What is expected:
Output all records exactly.

Supplied material:
★ ★ ★ ★ ★ ★ ★
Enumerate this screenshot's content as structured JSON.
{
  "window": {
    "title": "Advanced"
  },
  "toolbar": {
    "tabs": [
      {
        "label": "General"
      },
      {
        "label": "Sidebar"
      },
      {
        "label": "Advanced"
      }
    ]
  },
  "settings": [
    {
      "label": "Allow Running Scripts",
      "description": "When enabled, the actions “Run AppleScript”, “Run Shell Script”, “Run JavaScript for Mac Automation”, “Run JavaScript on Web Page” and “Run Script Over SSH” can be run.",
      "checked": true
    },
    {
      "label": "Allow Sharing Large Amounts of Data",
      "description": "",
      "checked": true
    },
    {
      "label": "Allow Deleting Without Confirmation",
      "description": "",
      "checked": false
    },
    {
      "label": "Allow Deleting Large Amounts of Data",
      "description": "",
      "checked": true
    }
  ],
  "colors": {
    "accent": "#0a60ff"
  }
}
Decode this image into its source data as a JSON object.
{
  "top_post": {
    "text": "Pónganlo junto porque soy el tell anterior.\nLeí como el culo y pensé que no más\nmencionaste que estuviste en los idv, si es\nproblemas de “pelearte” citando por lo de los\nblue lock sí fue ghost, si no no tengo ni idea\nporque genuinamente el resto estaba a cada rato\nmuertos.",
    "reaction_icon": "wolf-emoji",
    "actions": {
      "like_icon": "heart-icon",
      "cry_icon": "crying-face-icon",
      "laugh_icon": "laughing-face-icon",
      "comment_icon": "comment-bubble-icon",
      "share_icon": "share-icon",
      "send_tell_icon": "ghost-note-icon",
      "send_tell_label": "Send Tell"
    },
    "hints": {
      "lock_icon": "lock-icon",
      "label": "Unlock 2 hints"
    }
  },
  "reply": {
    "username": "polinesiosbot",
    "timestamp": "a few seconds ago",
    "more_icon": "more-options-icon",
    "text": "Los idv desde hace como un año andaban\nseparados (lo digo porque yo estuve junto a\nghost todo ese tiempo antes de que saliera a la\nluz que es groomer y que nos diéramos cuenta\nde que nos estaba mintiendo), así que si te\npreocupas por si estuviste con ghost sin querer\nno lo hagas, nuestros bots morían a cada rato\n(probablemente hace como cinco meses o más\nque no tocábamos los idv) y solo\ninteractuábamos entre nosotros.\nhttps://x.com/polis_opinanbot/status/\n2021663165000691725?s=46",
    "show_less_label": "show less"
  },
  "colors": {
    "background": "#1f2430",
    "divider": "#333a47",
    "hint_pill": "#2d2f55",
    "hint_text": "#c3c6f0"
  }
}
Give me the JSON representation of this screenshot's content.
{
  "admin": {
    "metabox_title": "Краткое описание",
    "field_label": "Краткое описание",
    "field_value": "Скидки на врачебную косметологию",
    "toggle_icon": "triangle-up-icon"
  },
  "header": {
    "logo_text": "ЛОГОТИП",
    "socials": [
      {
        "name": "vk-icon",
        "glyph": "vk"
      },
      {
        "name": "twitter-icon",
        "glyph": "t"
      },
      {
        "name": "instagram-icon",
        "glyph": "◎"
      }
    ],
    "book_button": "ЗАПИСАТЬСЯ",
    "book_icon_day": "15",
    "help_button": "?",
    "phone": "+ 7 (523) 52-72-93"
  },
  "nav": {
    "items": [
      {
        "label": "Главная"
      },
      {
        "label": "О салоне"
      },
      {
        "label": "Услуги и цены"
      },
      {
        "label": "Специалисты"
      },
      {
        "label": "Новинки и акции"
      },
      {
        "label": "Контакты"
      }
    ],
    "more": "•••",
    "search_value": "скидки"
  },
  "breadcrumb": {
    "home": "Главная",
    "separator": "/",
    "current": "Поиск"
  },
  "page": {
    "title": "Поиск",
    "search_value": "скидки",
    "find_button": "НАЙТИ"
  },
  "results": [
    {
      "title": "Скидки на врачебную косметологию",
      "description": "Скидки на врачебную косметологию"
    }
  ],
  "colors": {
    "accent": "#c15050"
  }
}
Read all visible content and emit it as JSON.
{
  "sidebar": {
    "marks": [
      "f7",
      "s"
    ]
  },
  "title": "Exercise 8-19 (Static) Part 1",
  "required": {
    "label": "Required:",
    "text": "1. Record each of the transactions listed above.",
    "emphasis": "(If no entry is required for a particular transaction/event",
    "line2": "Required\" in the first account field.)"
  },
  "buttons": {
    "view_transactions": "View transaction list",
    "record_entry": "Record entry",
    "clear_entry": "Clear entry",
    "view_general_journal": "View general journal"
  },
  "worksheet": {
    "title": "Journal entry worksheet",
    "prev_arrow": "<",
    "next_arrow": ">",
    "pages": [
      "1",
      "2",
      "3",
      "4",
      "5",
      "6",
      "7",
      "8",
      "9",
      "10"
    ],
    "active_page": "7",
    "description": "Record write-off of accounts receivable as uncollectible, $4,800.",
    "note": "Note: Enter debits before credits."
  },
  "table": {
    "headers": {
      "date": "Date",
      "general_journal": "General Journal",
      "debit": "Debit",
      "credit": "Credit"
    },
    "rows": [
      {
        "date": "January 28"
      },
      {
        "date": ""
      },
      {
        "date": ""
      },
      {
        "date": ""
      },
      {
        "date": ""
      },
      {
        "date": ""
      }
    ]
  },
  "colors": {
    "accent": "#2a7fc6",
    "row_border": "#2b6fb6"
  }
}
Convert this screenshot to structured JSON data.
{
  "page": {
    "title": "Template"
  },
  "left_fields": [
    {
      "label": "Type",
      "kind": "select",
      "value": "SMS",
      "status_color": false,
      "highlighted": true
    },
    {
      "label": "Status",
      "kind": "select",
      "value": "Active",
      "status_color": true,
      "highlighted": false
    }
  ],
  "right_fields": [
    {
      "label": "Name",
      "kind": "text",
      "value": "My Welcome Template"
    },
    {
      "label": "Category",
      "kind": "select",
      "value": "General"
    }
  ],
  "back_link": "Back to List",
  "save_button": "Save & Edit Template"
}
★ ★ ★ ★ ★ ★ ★
Exercise answer:
Enumerate this screenshot's content as structured JSON.
{
  "window": {
    "title": "Advanced"
  },
  "toolbar": {
    "tabs": [
      {
        "label": "General"
      },
      {
        "label": "Sidebar"
      },
      {
        "label": "Advanced"
      }
    ]
  },
  "settings": [
    {
      "label": "Allow Running Scripts",
      "description": "When enabled, the actions “Run AppleScript”, “Run Shell Script”, “Run JavaScript for Mac Automation”, “Run JavaScript on Web Page” and “Run Script Over SSH” can be run.",
      "checked": true
    },
    {
      "label": "Allow Sharing Large Amounts of Data",
      "description": "",
      "checked": true
    },
    {
      "label": "Allow Deleting Without Confirmation",
      "description": "",
      "checked": false
    },
    {
      "label": "Allow Deleting Large Amounts of Data",
      "description": "",
      "checked": true
    }
  ],
  "colors": {
    "accent": "#0a60ff"
  }
}
Decode this image into its source data as a JSON object.
{
  "top_post": {
    "text": "Pónganlo junto porque soy el tell anterior.\nLeí como el culo y pensé que no más\nmencionaste que estuviste en los idv, si es\nproblemas de “pelearte” citando por lo de los\nblue lock sí fue ghost, si no no tengo ni idea\nporque genuinamente el resto estaba a cada rato\nmuertos.",
    "reaction_icon": "wolf-emoji",
    "actions": {
      "like_icon": "heart-icon",
      "cry_icon": "crying-face-icon",
      "laugh_icon": "laughing-face-icon",
      "comment_icon": "comment-bubble-icon",
      "share_icon": "share-icon",
      "send_tell_icon": "ghost-note-icon",
      "send_tell_label": "Send Tell"
    },
    "hints": {
      "lock_icon": "lock-icon",
      "label": "Unlock 2 hints"
    }
  },
  "reply": {
    "username": "polinesiosbot",
    "timestamp": "a few seconds ago",
    "more_icon": "more-options-icon",
    "text": "Los idv desde hace como un año andaban\nseparados (lo digo porque yo estuve junto a\nghost todo ese tiempo antes de que saliera a la\nluz que es groomer y que nos diéramos cuenta\nde que nos estaba mintiendo), así que si te\npreocupas por si estuviste con ghost sin querer\nno lo hagas, nuestros bots morían a cada rato\n(probablemente hace como cinco meses o más\nque no tocábamos los idv) y solo\ninteractuábamos entre nosotros.\nhttps://x.com/polis_opinanbot/status/\n2021663165000691725?s=46",
    "show_less_label": "show less"
  },
  "colors": {
    "background": "#1f2430",
    "divider": "#333a47",
    "hint_pill": "#2d2f55",
    "hint_text": "#c3c6f0"
  }
}
Give me the JSON representation of this screenshot's content.
{
  "admin": {
    "metabox_title": "Краткое описание",
    "field_label": "Краткое описание",
    "field_value": "Скидки на врачебную косметологию",
    "toggle_icon": "triangle-up-icon"
  },
  "header": {
    "logo_text": "ЛОГОТИП",
    "socials": [
      {
        "name": "vk-icon",
        "glyph": "vk"
      },
      {
        "name": "twitter-icon",
        "glyph": "t"
      },
      {
        "name": "instagram-icon",
        "glyph": "◎"
      }
    ],
    "book_button": "ЗАПИСАТЬСЯ",
    "book_icon_day": "15",
    "help_button": "?",
    "phone": "+ 7 (523) 52-72-93"
  },
  "nav": {
    "items": [
      {
        "label": "Главная"
      },
      {
        "label": "О салоне"
      },
      {
        "label": "Услуги и цены"
      },
      {
        "label": "Специалисты"
      },
      {
        "label": "Новинки и акции"
      },
      {
        "label": "Контакты"
      }
    ],
    "more": "•••",
    "search_value": "скидки"
  },
  "breadcrumb": {
    "home": "Главная",
    "separator": "/",
    "current": "Поиск"
  },
  "page": {
    "title": "Поиск",
    "search_value": "скидки",
    "find_button": "НАЙТИ"
  },
  "results": [
    {
      "title": "Скидки на врачебную косметологию",
      "description": "Скидки на врачебную косметологию"
    }
  ],
  "colors": {
    "accent": "#c15050"
  }
}
Read all visible content and emit it as JSON.
{
  "sidebar": {
    "marks": [
      "f7",
      "s"
    ]
  },
  "title": "Exercise 8-19 (Static) Part 1",
  "required": {
    "label": "Required:",
    "text": "1. Record each of the transactions listed above.",
    "emphasis": "(If no entry is required for a particular transaction/event",
    "line2": "Required\" in the first account field.)"
  },
  "buttons": {
    "view_transactions": "View transaction list",
    "record_entry": "Record entry",
    "clear_entry": "Clear entry",
    "view_general_journal": "View general journal"
  },
  "worksheet": {
    "title": "Journal entry worksheet",
    "prev_arrow": "<",
    "next_arrow": ">",
    "pages": [
      "1",
      "2",
      "3",
      "4",
      "5",
      "6",
      "7",
      "8",
      "9",
      "10"
    ],
    "active_page": "7",
    "description": "Record write-off of accounts receivable as uncollectible, $4,800.",
    "note": "Note: Enter debits before credits."
  },
  "table": {
    "headers": {
      "date": "Date",
      "general_journal": "General Journal",
      "debit": "Debit",
      "credit": "Credit"
    },
    "rows": [
      {
        "date": "January 28"
      },
      {
        "date": ""
      },
      {
        "date": ""
      },
      {
        "date": ""
      },
      {
        "date": ""
      },
      {
        "date": ""
      }
    ]
  },
  "colors": {
    "accent": "#2a7fc6",
    "row_border": "#2b6fb6"
  }
}
Convert this screenshot to structured JSON data.
{
  "page": {
    "title": "Template"
  },
  "left_fields": [
    {
      "label": "Type",
      "kind": "select",
      "value": "SMS",
      "status_color": false,
      "highlighted": true
    },
    {
      "label": "Status",
      "kind": "select",
      "value": "Active",
      "status_color": true,
      "highlighted": false
    }
  ],
  "right_fields": [
    {
      "label": "Name",
      "kind": "text",
      "value": "My Welcome Template"
    },
    {
      "label": "Category",
      "kind": "select",
      "value": "General"
    }
  ],
  "back_link": "Back to List",
  "save_button": "Save & Edit Template"
}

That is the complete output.